## ABOUT THIS TASK:
Set down the records again, keeping each line exactly as it is.

## DATASET CONTENT:
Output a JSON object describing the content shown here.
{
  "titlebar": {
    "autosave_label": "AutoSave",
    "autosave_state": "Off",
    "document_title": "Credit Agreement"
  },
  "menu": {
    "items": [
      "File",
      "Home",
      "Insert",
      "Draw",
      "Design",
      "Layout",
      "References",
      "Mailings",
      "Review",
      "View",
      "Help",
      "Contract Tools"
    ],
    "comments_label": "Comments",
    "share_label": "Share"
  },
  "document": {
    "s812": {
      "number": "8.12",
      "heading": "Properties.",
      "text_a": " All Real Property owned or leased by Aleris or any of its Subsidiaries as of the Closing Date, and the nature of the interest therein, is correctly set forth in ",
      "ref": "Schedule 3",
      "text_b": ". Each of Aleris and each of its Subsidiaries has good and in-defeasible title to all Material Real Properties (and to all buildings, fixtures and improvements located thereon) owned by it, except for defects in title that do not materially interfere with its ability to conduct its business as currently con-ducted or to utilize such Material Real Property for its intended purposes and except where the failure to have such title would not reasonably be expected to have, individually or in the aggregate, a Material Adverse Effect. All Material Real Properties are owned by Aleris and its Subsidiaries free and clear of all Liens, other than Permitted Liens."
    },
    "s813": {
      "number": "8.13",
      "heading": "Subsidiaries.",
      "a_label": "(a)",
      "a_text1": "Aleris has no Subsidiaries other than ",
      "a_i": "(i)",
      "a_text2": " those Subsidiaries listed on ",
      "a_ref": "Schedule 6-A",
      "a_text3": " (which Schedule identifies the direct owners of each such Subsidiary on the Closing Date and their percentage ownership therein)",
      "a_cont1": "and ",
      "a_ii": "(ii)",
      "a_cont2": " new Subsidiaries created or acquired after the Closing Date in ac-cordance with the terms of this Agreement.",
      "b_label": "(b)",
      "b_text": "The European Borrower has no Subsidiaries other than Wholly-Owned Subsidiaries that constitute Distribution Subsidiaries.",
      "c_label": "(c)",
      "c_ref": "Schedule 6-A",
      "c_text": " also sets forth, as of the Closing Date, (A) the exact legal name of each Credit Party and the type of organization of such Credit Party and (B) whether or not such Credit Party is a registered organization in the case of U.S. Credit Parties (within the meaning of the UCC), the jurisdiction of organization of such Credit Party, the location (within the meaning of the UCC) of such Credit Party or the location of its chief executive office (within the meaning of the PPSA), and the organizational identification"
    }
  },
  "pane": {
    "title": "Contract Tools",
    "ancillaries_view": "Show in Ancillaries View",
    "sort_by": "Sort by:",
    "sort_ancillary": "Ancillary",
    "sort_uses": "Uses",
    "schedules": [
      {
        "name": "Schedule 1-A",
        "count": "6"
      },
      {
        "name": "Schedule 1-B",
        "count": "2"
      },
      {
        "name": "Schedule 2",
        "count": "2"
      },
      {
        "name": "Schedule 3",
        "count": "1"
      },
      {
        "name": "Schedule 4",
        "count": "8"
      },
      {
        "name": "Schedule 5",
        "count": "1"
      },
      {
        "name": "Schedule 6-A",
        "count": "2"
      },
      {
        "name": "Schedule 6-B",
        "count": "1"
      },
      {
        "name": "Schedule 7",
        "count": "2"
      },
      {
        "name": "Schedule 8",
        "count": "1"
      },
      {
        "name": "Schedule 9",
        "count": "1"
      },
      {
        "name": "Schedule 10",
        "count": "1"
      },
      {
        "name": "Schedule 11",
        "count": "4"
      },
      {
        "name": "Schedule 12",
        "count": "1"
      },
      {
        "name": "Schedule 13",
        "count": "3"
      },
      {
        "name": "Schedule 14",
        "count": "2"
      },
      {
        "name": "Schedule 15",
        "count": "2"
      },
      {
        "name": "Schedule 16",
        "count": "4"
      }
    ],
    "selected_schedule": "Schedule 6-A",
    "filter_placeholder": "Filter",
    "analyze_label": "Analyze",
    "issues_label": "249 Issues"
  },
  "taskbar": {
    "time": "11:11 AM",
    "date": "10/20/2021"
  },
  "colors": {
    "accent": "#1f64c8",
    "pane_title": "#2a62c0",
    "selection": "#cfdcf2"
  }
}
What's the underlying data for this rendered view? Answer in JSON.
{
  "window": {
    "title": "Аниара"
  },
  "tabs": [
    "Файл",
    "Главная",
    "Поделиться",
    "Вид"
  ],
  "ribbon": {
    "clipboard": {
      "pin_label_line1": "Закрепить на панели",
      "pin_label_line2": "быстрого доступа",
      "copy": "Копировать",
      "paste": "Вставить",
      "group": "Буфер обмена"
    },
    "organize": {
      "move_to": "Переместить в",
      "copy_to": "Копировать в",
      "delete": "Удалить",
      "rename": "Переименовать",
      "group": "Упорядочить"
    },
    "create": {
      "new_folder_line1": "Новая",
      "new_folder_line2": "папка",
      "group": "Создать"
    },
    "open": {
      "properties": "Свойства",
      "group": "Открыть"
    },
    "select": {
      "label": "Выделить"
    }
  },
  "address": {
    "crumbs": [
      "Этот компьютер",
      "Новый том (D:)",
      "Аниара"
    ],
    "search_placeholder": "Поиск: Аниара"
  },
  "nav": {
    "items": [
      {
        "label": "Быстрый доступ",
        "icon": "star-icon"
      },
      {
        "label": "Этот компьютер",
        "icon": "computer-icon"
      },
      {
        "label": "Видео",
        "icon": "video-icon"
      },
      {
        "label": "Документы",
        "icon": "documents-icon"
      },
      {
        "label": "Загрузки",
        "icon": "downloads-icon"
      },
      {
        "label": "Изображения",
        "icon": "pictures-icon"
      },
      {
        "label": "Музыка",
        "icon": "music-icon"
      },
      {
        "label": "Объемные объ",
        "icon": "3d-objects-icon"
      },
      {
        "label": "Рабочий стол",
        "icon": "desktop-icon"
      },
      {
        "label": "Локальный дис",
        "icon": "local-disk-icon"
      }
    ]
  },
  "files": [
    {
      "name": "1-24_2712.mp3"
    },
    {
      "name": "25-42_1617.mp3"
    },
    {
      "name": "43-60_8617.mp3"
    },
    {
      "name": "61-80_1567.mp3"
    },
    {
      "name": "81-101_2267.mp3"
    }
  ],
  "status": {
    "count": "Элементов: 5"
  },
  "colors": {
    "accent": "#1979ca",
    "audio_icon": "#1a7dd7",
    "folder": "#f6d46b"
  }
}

## ANSWER FOR THE TASK:
Output a JSON object describing the content shown here.
{
  "titlebar": {
    "autosave_label": "AutoSave",
    "autosave_state": "Off",
    "document_title": "Credit Agreement"
  },
  "menu": {
    "items": [
      "File",
      "Home",
      "Insert",
      "Draw",
      "Design",
      "Layout",
      "References",
      "Mailings",
      "Review",
      "View",
      "Help",
      "Contract Tools"
    ],
    "comments_label": "Comments",
    "share_label": "Share"
  },
  "document": {
    "s812": {
      "number": "8.12",
      "heading": "Properties.",
      "text_a": " All Real Property owned or leased by Aleris or any of its Subsidiaries as of the Closing Date, and the nature of the interest therein, is correctly set forth in ",
      "ref": "Schedule 3",
      "text_b": ". Each of Aleris and each of its Subsidiaries has good and in-defeasible title to all Material Real Properties (and to all buildings, fixtures and improvements located thereon) owned by it, except for defects in title that do not materially interfere with its ability to conduct its business as currently con-ducted or to utilize such Material Real Property for its intended purposes and except where the failure to have such title would not reasonably be expected to have, individually or in the aggregate, a Material Adverse Effect. All Material Real Properties are owned by Aleris and its Subsidiaries free and clear of all Liens, other than Permitted Liens."
    },
    "s813": {
      "number": "8.13",
      "heading": "Subsidiaries.",
      "a_label": "(a)",
      "a_text1": "Aleris has no Subsidiaries other than ",
      "a_i": "(i)",
      "a_text2": " those Subsidiaries listed on ",
      "a_ref": "Schedule 6-A",
      "a_text3": " (which Schedule identifies the direct owners of each such Subsidiary on the Closing Date and their percentage ownership therein)",
      "a_cont1": "and ",
      "a_ii": "(ii)",
      "a_cont2": " new Subsidiaries created or acquired after the Closing Date in ac-cordance with the terms of this Agreement.",
      "b_label": "(b)",
      "b_text": "The European Borrower has no Subsidiaries other than Wholly-Owned Subsidiaries that constitute Distribution Subsidiaries.",
      "c_label": "(c)",
      "c_ref": "Schedule 6-A",
      "c_text": " also sets forth, as of the Closing Date, (A) the exact legal name of each Credit Party and the type of organization of such Credit Party and (B) whether or not such Credit Party is a registered organization in the case of U.S. Credit Parties (within the meaning of the UCC), the jurisdiction of organization of such Credit Party, the location (within the meaning of the UCC) of such Credit Party or the location of its chief executive office (within the meaning of the PPSA), and the organizational identification"
    }
  },
  "pane": {
    "title": "Contract Tools",
    "ancillaries_view": "Show in Ancillaries View",
    "sort_by": "Sort by:",
    "sort_ancillary": "Ancillary",
    "sort_uses": "Uses",
    "schedules": [
      {
        "name": "Schedule 1-A",
        "count": "6"
      },
      {
        "name": "Schedule 1-B",
        "count": "2"
      },
      {
        "name": "Schedule 2",
        "count": "2"
      },
      {
        "name": "Schedule 3",
        "count": "1"
      },
      {
        "name": "Schedule 4",
        "count": "8"
      },
      {
        "name": "Schedule 5",
        "count": "1"
      },
      {
        "name": "Schedule 6-A",
        "count": "2"
      },
      {
        "name": "Schedule 6-B",
        "count": "1"
      },
      {
        "name": "Schedule 7",
        "count": "2"
      },
      {
        "name": "Schedule 8",
        "count": "1"
      },
      {
        "name": "Schedule 9",
        "count": "1"
      },
      {
        "name": "Schedule 10",
        "count": "1"
      },
      {
        "name": "Schedule 11",
        "count": "4"
      },
      {
        "name": "Schedule 12",
        "count": "1"
      },
      {
        "name": "Schedule 13",
        "count": "3"
      },
      {
        "name": "Schedule 14",
        "count": "2"
      },
      {
        "name": "Schedule 15",
        "count": "2"
      },
      {
        "name": "Schedule 16",
        "count": "4"
      }
    ],
    "selected_schedule": "Schedule 6-A",
    "filter_placeholder": "Filter",
    "analyze_label": "Analyze",
    "issues_label": "249 Issues"
  },
  "taskbar": {
    "time": "11:11 AM",
    "date": "10/20/2021"
  },
  "colors": {
    "accent": "#1f64c8",
    "pane_title": "#2a62c0",
    "selection": "#cfdcf2"
  }
}
What's the underlying data for this rendered view? Answer in JSON.
{
  "window": {
    "title": "Аниара"
  },
  "tabs": [
    "Файл",
    "Главная",
    "Поделиться",
    "Вид"
  ],
  "ribbon": {
    "clipboard": {
      "pin_label_line1": "Закрепить на панели",
      "pin_label_line2": "быстрого доступа",
      "copy": "Копировать",
      "paste": "Вставить",
      "group": "Буфер обмена"
    },
    "organize": {
      "move_to": "Переместить в",
      "copy_to": "Копировать в",
      "delete": "Удалить",
      "rename": "Переименовать",
      "group": "Упорядочить"
    },
    "create": {
      "new_folder_line1": "Новая",
      "new_folder_line2": "папка",
      "group": "Создать"
    },
    "open": {
      "properties": "Свойства",
      "group": "Открыть"
    },
    "select": {
      "label": "Выделить"
    }
  },
  "address": {
    "crumbs": [
      "Этот компьютер",
      "Новый том (D:)",
      "Аниара"
    ],
    "search_placeholder": "Поиск: Аниара"
  },
  "nav": {
    "items": [
      {
        "label": "Быстрый доступ",
        "icon": "star-icon"
      },
      {
        "label": "Этот компьютер",
        "icon": "computer-icon"
      },
      {
        "label": "Видео",
        "icon": "video-icon"
      },
      {
        "label": "Документы",
        "icon": "documents-icon"
      },
      {
        "label": "Загрузки",
        "icon": "downloads-icon"
      },
      {
        "label": "Изображения",
        "icon": "pictures-icon"
      },
      {
        "label": "Музыка",
        "icon": "music-icon"
      },
      {
        "label": "Объемные объ",
        "icon": "3d-objects-icon"
      },
      {
        "label": "Рабочий стол",
        "icon": "desktop-icon"
      },
      {
        "label": "Локальный дис",
        "icon": "local-disk-icon"
      }
    ]
  },
  "files": [
    {
      "name": "1-24_2712.mp3"
    },
    {
      "name": "25-42_1617.mp3"
    },
    {
      "name": "43-60_8617.mp3"
    },
    {
      "name": "61-80_1567.mp3"
    },
    {
      "name": "81-101_2267.mp3"
    }
  ],
  "status": {
    "count": "Элементов: 5"
  },
  "colors": {
    "accent": "#1979ca",
    "audio_icon": "#1a7dd7",
    "folder": "#f6d46b"
  }
}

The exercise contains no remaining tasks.